**Task statement**
Tally the lines of the data that include the word "title" and state the total, nothing else.

**Data to examine**
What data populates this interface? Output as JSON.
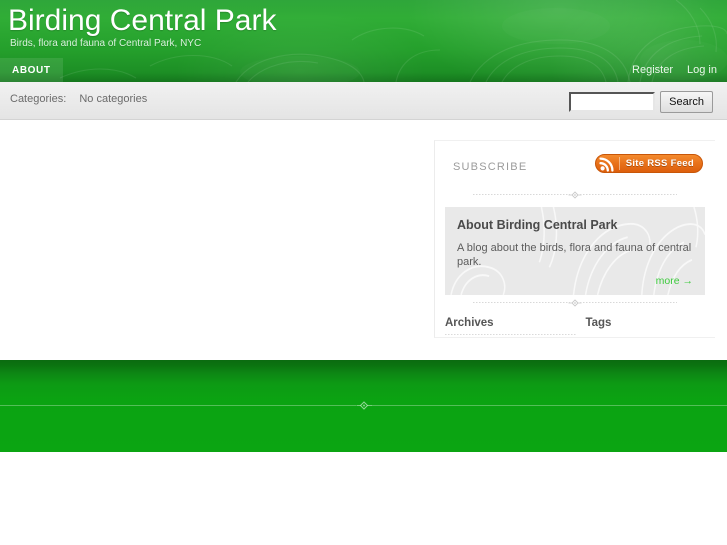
{
  "site": {
    "title": "Birding Central Park",
    "tagline": "Birds, flora and fauna of Central Park, NYC"
  },
  "nav": {
    "primary": [
      {
        "label": "ABOUT",
        "name": "nav-item-about"
      }
    ],
    "account": [
      {
        "label": "Register",
        "name": "nav-link-register"
      },
      {
        "label": "Log in",
        "name": "nav-link-login"
      }
    ]
  },
  "subbar": {
    "categories_label": "Categories:",
    "categories_value": "No categories",
    "search": {
      "value": "",
      "placeholder": "",
      "button_label": "Search"
    }
  },
  "sidebar": {
    "subscribe_label": "SUBSCRIBE",
    "rss": {
      "label": "Site RSS Feed",
      "icon": "rss-icon"
    },
    "about": {
      "title": "About Birding Central Park",
      "text": "A blog about the birds, flora and fauna of central park.",
      "more_label": "more →"
    },
    "columns": [
      {
        "title": "Archives",
        "items": []
      },
      {
        "title": "Tags",
        "items": []
      }
    ]
  },
  "colors": {
    "header_green": "#25a02c",
    "footer_green": "#0ba512",
    "rss_orange": "#e8711a",
    "link_green": "#3ecb3e",
    "subbar_gray": "#eaeaea"
  }
}
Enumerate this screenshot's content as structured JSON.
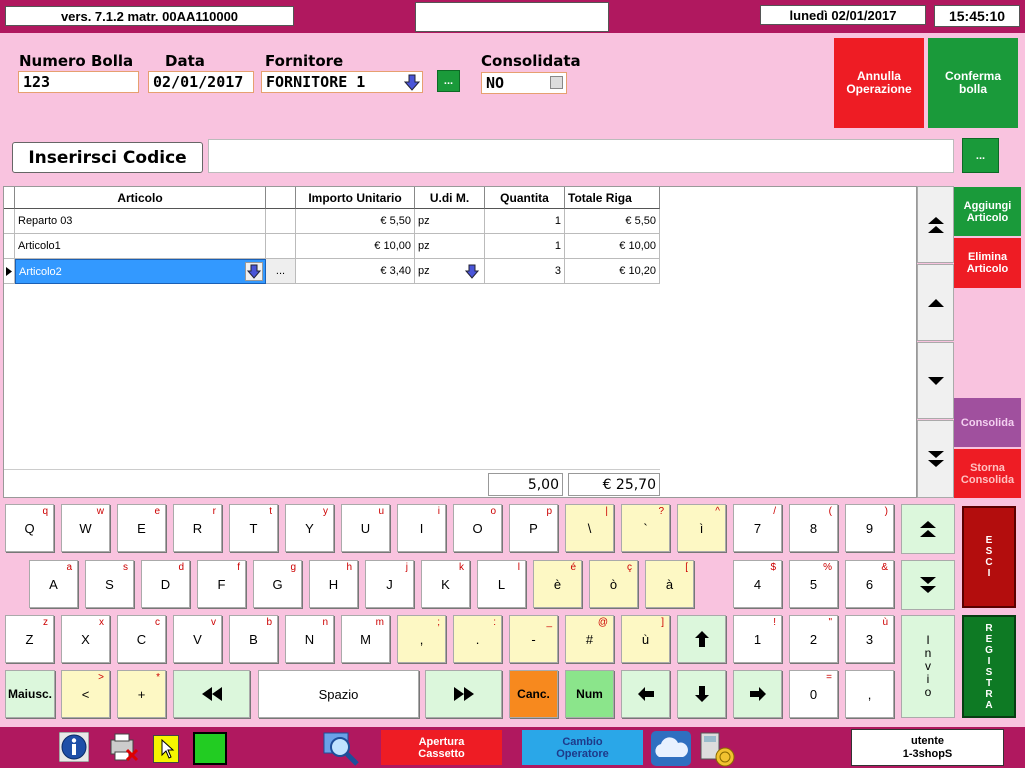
{
  "top": {
    "version": "vers. 7.1.2 matr. 00AA110000",
    "date": "lunedì 02/01/2017",
    "time": "15:45:10"
  },
  "form": {
    "numero_label": "Numero Bolla",
    "numero_value": "123",
    "data_label": "Data",
    "data_value": "02/01/2017",
    "fornitore_label": "Fornitore",
    "fornitore_value": "FORNITORE 1",
    "dots": "...",
    "consolidata_label": "Consolidata",
    "consolidata_value": "NO"
  },
  "buttons": {
    "annulla": "Annulla\nOperazione",
    "conferma": "Conferma\nbolla",
    "inserisci": "Inserirsci Codice",
    "aggiungi": "Aggiungi\nArticolo",
    "elimina": "Elimina\nArticolo",
    "consolida": "Consolida",
    "storna": "Storna\nConsolida",
    "esci": "E\nS\nC\nI",
    "registra": "R\nE\nG\nI\nS\nT\nR\nA",
    "invio": "I\nn\nv\ni\no",
    "colors": {
      "green": "#1a9a3a",
      "red": "#ee1c24",
      "purple": "#a0509e",
      "darkred": "#b30d0d",
      "darkgreen": "#0e7a24"
    }
  },
  "table": {
    "headers": [
      "Articolo",
      "",
      "Importo Unitario",
      "U.di M.",
      "Quantita",
      "Totale Riga"
    ],
    "rows": [
      [
        "Reparto 03",
        "",
        "€ 5,50",
        "pz",
        "1",
        "€ 5,50"
      ],
      [
        "Articolo1",
        "",
        "€ 10,00",
        "pz",
        "1",
        "€ 10,00"
      ],
      [
        "Articolo2",
        "...",
        "€ 3,40",
        "pz",
        "3",
        "€ 10,20"
      ]
    ],
    "total_qty": "5,00",
    "total_amount": "€ 25,70"
  },
  "keyboard": {
    "row1": [
      [
        "Q",
        "q"
      ],
      [
        "W",
        "w"
      ],
      [
        "E",
        "e"
      ],
      [
        "R",
        "r"
      ],
      [
        "T",
        "t"
      ],
      [
        "Y",
        "y"
      ],
      [
        "U",
        "u"
      ],
      [
        "I",
        "i"
      ],
      [
        "O",
        "o"
      ],
      [
        "P",
        "p"
      ],
      [
        "\\",
        "|"
      ],
      [
        "`",
        "?"
      ],
      [
        "ì",
        "^"
      ],
      [
        "7",
        "/"
      ],
      [
        "8",
        "("
      ],
      [
        "9",
        ")"
      ]
    ],
    "row2": [
      [
        "A",
        "a"
      ],
      [
        "S",
        "s"
      ],
      [
        "D",
        "d"
      ],
      [
        "F",
        "f"
      ],
      [
        "G",
        "g"
      ],
      [
        "H",
        "h"
      ],
      [
        "J",
        "j"
      ],
      [
        "K",
        "k"
      ],
      [
        "L",
        "l"
      ],
      [
        "è",
        "é"
      ],
      [
        "ò",
        "ç"
      ],
      [
        "à",
        "["
      ],
      [
        "4",
        "$"
      ],
      [
        "5",
        "%"
      ],
      [
        "6",
        "&"
      ]
    ],
    "row3": [
      [
        "Z",
        "z"
      ],
      [
        "X",
        "x"
      ],
      [
        "C",
        "c"
      ],
      [
        "V",
        "v"
      ],
      [
        "B",
        "b"
      ],
      [
        "N",
        "n"
      ],
      [
        "M",
        "m"
      ],
      [
        ",",
        ";"
      ],
      [
        ".",
        ":"
      ],
      [
        "-",
        "_"
      ],
      [
        "#",
        "@"
      ],
      [
        "ù",
        "]"
      ],
      [
        "1",
        "!"
      ],
      [
        "2",
        "\""
      ],
      [
        "3",
        "ù"
      ]
    ],
    "row4": {
      "maiusc": "Maiusc.",
      "lt": "<",
      "lt_sub": ">",
      "plus": "+",
      "plus_sub": "*",
      "spazio": "Spazio",
      "canc": "Canc.",
      "num": "Num",
      "zero": "0",
      "zero_sub": "=",
      "comma": ","
    }
  },
  "bottom": {
    "apertura": "Apertura\nCassetto",
    "cambio": "Cambio\nOperatore",
    "utente_label": "utente",
    "utente_value": "1-3shopS"
  }
}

**Your solution**
4